* Your task
Repeat the following data exactly, omitting pictures.

[Interface dataset entries]

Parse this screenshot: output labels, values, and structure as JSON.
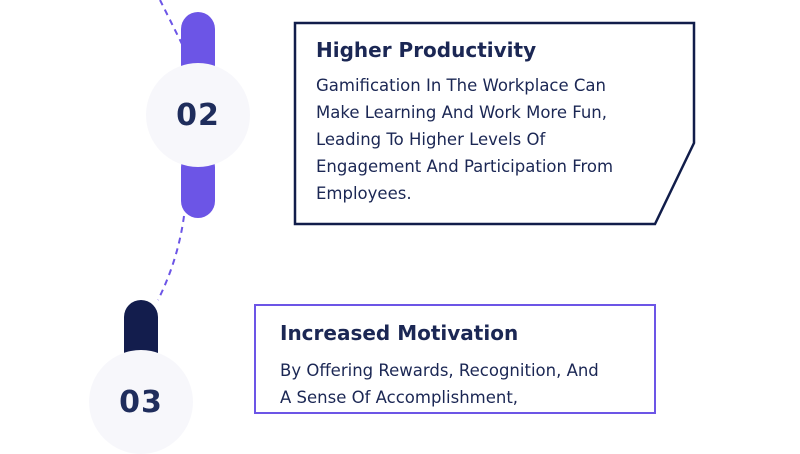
{
  "steps": [
    {
      "number": "02",
      "title": "Higher Productivity",
      "body_lines": [
        "Gamification In The Workplace Can",
        "Make Learning And Work More Fun,",
        "Leading To Higher Levels Of",
        "Engagement And Participation From",
        "Employees."
      ],
      "pill_color": "#6c55e6",
      "border_color": "#111d4a"
    },
    {
      "number": "03",
      "title": "Increased Motivation",
      "body_lines": [
        "By Offering Rewards, Recognition, And",
        "A Sense Of Accomplishment,"
      ],
      "pill_color": "#131d4d",
      "border_color": "#6c55e6"
    }
  ],
  "connector_color": "#6c55e6"
}
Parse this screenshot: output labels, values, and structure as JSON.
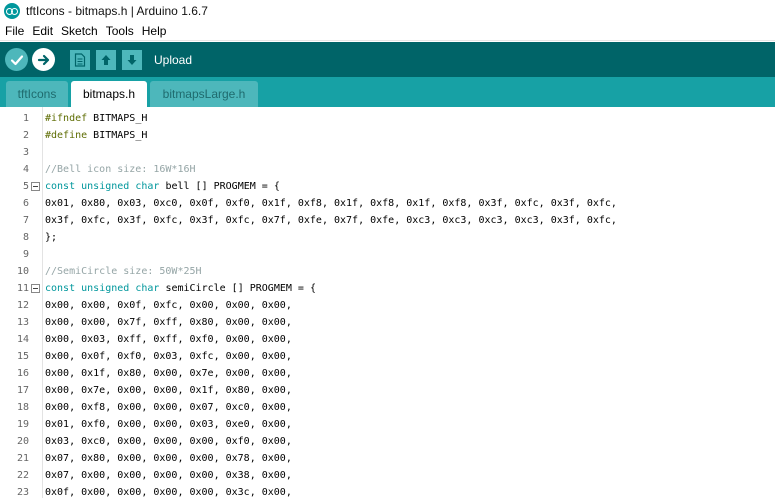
{
  "window": {
    "title": "tftIcons - bitmaps.h | Arduino 1.6.7"
  },
  "menu": [
    "File",
    "Edit",
    "Sketch",
    "Tools",
    "Help"
  ],
  "toolbar": {
    "label": "Upload"
  },
  "tabs": [
    {
      "label": "tftIcons",
      "active": false
    },
    {
      "label": "bitmaps.h",
      "active": true
    },
    {
      "label": "bitmapsLarge.h",
      "active": false
    }
  ],
  "colors": {
    "toolbar": "#006468",
    "tabstrip": "#17a1a5",
    "accent": "#4db7bb",
    "keyword": "#00979c",
    "preprocessor": "#5e6d03",
    "comment": "#95a5a6"
  },
  "editor": {
    "lines": [
      {
        "n": "1",
        "fold": false,
        "parts": [
          {
            "c": "pp",
            "t": "#ifndef"
          },
          {
            "c": "tx",
            "t": " BITMAPS_H"
          }
        ]
      },
      {
        "n": "2",
        "fold": false,
        "parts": [
          {
            "c": "pp",
            "t": "#define"
          },
          {
            "c": "tx",
            "t": " BITMAPS_H"
          }
        ]
      },
      {
        "n": "3",
        "fold": false,
        "parts": []
      },
      {
        "n": "4",
        "fold": false,
        "parts": [
          {
            "c": "cm",
            "t": "//Bell icon size: 16W*16H"
          }
        ]
      },
      {
        "n": "5",
        "fold": true,
        "parts": [
          {
            "c": "kw",
            "t": "const"
          },
          {
            "c": "tx",
            "t": " "
          },
          {
            "c": "kw",
            "t": "unsigned"
          },
          {
            "c": "tx",
            "t": " "
          },
          {
            "c": "kw",
            "t": "char"
          },
          {
            "c": "tx",
            "t": " bell [] PROGMEM = {"
          }
        ]
      },
      {
        "n": "6",
        "fold": false,
        "parts": [
          {
            "c": "tx",
            "t": "0x01, 0x80, 0x03, 0xc0, 0x0f, 0xf0, 0x1f, 0xf8, 0x1f, 0xf8, 0x1f, 0xf8, 0x3f, 0xfc, 0x3f, 0xfc,"
          }
        ]
      },
      {
        "n": "7",
        "fold": false,
        "parts": [
          {
            "c": "tx",
            "t": "0x3f, 0xfc, 0x3f, 0xfc, 0x3f, 0xfc, 0x7f, 0xfe, 0x7f, 0xfe, 0xc3, 0xc3, 0xc3, 0xc3, 0x3f, 0xfc,"
          }
        ]
      },
      {
        "n": "8",
        "fold": false,
        "parts": [
          {
            "c": "tx",
            "t": "};"
          }
        ]
      },
      {
        "n": "9",
        "fold": false,
        "parts": []
      },
      {
        "n": "10",
        "fold": false,
        "parts": [
          {
            "c": "cm",
            "t": "//SemiCircle size: 50W*25H"
          }
        ]
      },
      {
        "n": "11",
        "fold": true,
        "parts": [
          {
            "c": "kw",
            "t": "const"
          },
          {
            "c": "tx",
            "t": " "
          },
          {
            "c": "kw",
            "t": "unsigned"
          },
          {
            "c": "tx",
            "t": " "
          },
          {
            "c": "kw",
            "t": "char"
          },
          {
            "c": "tx",
            "t": " semiCircle [] PROGMEM = {"
          }
        ]
      },
      {
        "n": "12",
        "fold": false,
        "parts": [
          {
            "c": "tx",
            "t": "0x00, 0x00, 0x0f, 0xfc, 0x00, 0x00, 0x00,"
          }
        ]
      },
      {
        "n": "13",
        "fold": false,
        "parts": [
          {
            "c": "tx",
            "t": "0x00, 0x00, 0x7f, 0xff, 0x80, 0x00, 0x00,"
          }
        ]
      },
      {
        "n": "14",
        "fold": false,
        "parts": [
          {
            "c": "tx",
            "t": "0x00, 0x03, 0xff, 0xff, 0xf0, 0x00, 0x00,"
          }
        ]
      },
      {
        "n": "15",
        "fold": false,
        "parts": [
          {
            "c": "tx",
            "t": "0x00, 0x0f, 0xf0, 0x03, 0xfc, 0x00, 0x00,"
          }
        ]
      },
      {
        "n": "16",
        "fold": false,
        "parts": [
          {
            "c": "tx",
            "t": "0x00, 0x1f, 0x80, 0x00, 0x7e, 0x00, 0x00,"
          }
        ]
      },
      {
        "n": "17",
        "fold": false,
        "parts": [
          {
            "c": "tx",
            "t": "0x00, 0x7e, 0x00, 0x00, 0x1f, 0x80, 0x00,"
          }
        ]
      },
      {
        "n": "18",
        "fold": false,
        "parts": [
          {
            "c": "tx",
            "t": "0x00, 0xf8, 0x00, 0x00, 0x07, 0xc0, 0x00,"
          }
        ]
      },
      {
        "n": "19",
        "fold": false,
        "parts": [
          {
            "c": "tx",
            "t": "0x01, 0xf0, 0x00, 0x00, 0x03, 0xe0, 0x00,"
          }
        ]
      },
      {
        "n": "20",
        "fold": false,
        "parts": [
          {
            "c": "tx",
            "t": "0x03, 0xc0, 0x00, 0x00, 0x00, 0xf0, 0x00,"
          }
        ]
      },
      {
        "n": "21",
        "fold": false,
        "parts": [
          {
            "c": "tx",
            "t": "0x07, 0x80, 0x00, 0x00, 0x00, 0x78, 0x00,"
          }
        ]
      },
      {
        "n": "22",
        "fold": false,
        "parts": [
          {
            "c": "tx",
            "t": "0x07, 0x00, 0x00, 0x00, 0x00, 0x38, 0x00,"
          }
        ]
      },
      {
        "n": "23",
        "fold": false,
        "parts": [
          {
            "c": "tx",
            "t": "0x0f, 0x00, 0x00, 0x00, 0x00, 0x3c, 0x00,"
          }
        ]
      }
    ]
  }
}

* Exercise output
Parse this screenshot: output labels, values, and structure as JSON.
{
  "steps": [
    {
      "number": "02",
      "title": "Higher Productivity",
      "body_lines": [
        "Gamification In The Workplace Can",
        "Make Learning And Work More Fun,",
        "Leading To Higher Levels Of",
        "Engagement And Participation From",
        "Employees."
      ],
      "pill_color": "#6c55e6",
      "border_color": "#111d4a"
    },
    {
      "number": "03",
      "title": "Increased Motivation",
      "body_lines": [
        "By Offering Rewards, Recognition, And",
        "A Sense Of Accomplishment,"
      ],
      "pill_color": "#131d4d",
      "border_color": "#6c55e6"
    }
  ],
  "connector_color": "#6c55e6"
}
Parse this screenshot: output labels, values, and structure as JSON.
{
  "window": {
    "title": "tftIcons - bitmaps.h | Arduino 1.6.7"
  },
  "menu": [
    "File",
    "Edit",
    "Sketch",
    "Tools",
    "Help"
  ],
  "toolbar": {
    "label": "Upload"
  },
  "tabs": [
    {
      "label": "tftIcons",
      "active": false
    },
    {
      "label": "bitmaps.h",
      "active": true
    },
    {
      "label": "bitmapsLarge.h",
      "active": false
    }
  ],
  "colors": {
    "toolbar": "#006468",
    "tabstrip": "#17a1a5",
    "accent": "#4db7bb",
    "keyword": "#00979c",
    "preprocessor": "#5e6d03",
    "comment": "#95a5a6"
  },
  "editor": {
    "lines": [
      {
        "n": "1",
        "fold": false,
        "parts": [
          {
            "c": "pp",
            "t": "#ifndef"
          },
          {
            "c": "tx",
            "t": " BITMAPS_H"
          }
        ]
      },
      {
        "n": "2",
        "fold": false,
        "parts": [
          {
            "c": "pp",
            "t": "#define"
          },
          {
            "c": "tx",
            "t": " BITMAPS_H"
          }
        ]
      },
      {
        "n": "3",
        "fold": false,
        "parts": []
      },
      {
        "n": "4",
        "fold": false,
        "parts": [
          {
            "c": "cm",
            "t": "//Bell icon size: 16W*16H"
          }
        ]
      },
      {
        "n": "5",
        "fold": true,
        "parts": [
          {
            "c": "kw",
            "t": "const"
          },
          {
            "c": "tx",
            "t": " "
          },
          {
            "c": "kw",
            "t": "unsigned"
          },
          {
            "c": "tx",
            "t": " "
          },
          {
            "c": "kw",
            "t": "char"
          },
          {
            "c": "tx",
            "t": " bell [] PROGMEM = {"
          }
        ]
      },
      {
        "n": "6",
        "fold": false,
        "parts": [
          {
            "c": "tx",
            "t": "0x01, 0x80, 0x03, 0xc0, 0x0f, 0xf0, 0x1f, 0xf8, 0x1f, 0xf8, 0x1f, 0xf8, 0x3f, 0xfc, 0x3f, 0xfc,"
          }
        ]
      },
      {
        "n": "7",
        "fold": false,
        "parts": [
          {
            "c": "tx",
            "t": "0x3f, 0xfc, 0x3f, 0xfc, 0x3f, 0xfc, 0x7f, 0xfe, 0x7f, 0xfe, 0xc3, 0xc3, 0xc3, 0xc3, 0x3f, 0xfc,"
          }
        ]
      },
      {
        "n": "8",
        "fold": false,
        "parts": [
          {
            "c": "tx",
            "t": "};"
          }
        ]
      },
      {
        "n": "9",
        "fold": false,
        "parts": []
      },
      {
        "n": "10",
        "fold": false,
        "parts": [
          {
            "c": "cm",
            "t": "//SemiCircle size: 50W*25H"
          }
        ]
      },
      {
        "n": "11",
        "fold": true,
        "parts": [
          {
            "c": "kw",
            "t": "const"
          },
          {
            "c": "tx",
            "t": " "
          },
          {
            "c": "kw",
            "t": "unsigned"
          },
          {
            "c": "tx",
            "t": " "
          },
          {
            "c": "kw",
            "t": "char"
          },
          {
            "c": "tx",
            "t": " semiCircle [] PROGMEM = {"
          }
        ]
      },
      {
        "n": "12",
        "fold": false,
        "parts": [
          {
            "c": "tx",
            "t": "0x00, 0x00, 0x0f, 0xfc, 0x00, 0x00, 0x00,"
          }
        ]
      },
      {
        "n": "13",
        "fold": false,
        "parts": [
          {
            "c": "tx",
            "t": "0x00, 0x00, 0x7f, 0xff, 0x80, 0x00, 0x00,"
          }
        ]
      },
      {
        "n": "14",
        "fold": false,
        "parts": [
          {
            "c": "tx",
            "t": "0x00, 0x03, 0xff, 0xff, 0xf0, 0x00, 0x00,"
          }
        ]
      },
      {
        "n": "15",
        "fold": false,
        "parts": [
          {
            "c": "tx",
            "t": "0x00, 0x0f, 0xf0, 0x03, 0xfc, 0x00, 0x00,"
          }
        ]
      },
      {
        "n": "16",
        "fold": false,
        "parts": [
          {
            "c": "tx",
            "t": "0x00, 0x1f, 0x80, 0x00, 0x7e, 0x00, 0x00,"
          }
        ]
      },
      {
        "n": "17",
        "fold": false,
        "parts": [
          {
            "c": "tx",
            "t": "0x00, 0x7e, 0x00, 0x00, 0x1f, 0x80, 0x00,"
          }
        ]
      },
      {
        "n": "18",
        "fold": false,
        "parts": [
          {
            "c": "tx",
            "t": "0x00, 0xf8, 0x00, 0x00, 0x07, 0xc0, 0x00,"
          }
        ]
      },
      {
        "n": "19",
        "fold": false,
        "parts": [
          {
            "c": "tx",
            "t": "0x01, 0xf0, 0x00, 0x00, 0x03, 0xe0, 0x00,"
          }
        ]
      },
      {
        "n": "20",
        "fold": false,
        "parts": [
          {
            "c": "tx",
            "t": "0x03, 0xc0, 0x00, 0x00, 0x00, 0xf0, 0x00,"
          }
        ]
      },
      {
        "n": "21",
        "fold": false,
        "parts": [
          {
            "c": "tx",
            "t": "0x07, 0x80, 0x00, 0x00, 0x00, 0x78, 0x00,"
          }
        ]
      },
      {
        "n": "22",
        "fold": false,
        "parts": [
          {
            "c": "tx",
            "t": "0x07, 0x00, 0x00, 0x00, 0x00, 0x38, 0x00,"
          }
        ]
      },
      {
        "n": "23",
        "fold": false,
        "parts": [
          {
            "c": "tx",
            "t": "0x0f, 0x00, 0x00, 0x00, 0x00, 0x3c, 0x00,"
          }
        ]
      }
    ]
  }
}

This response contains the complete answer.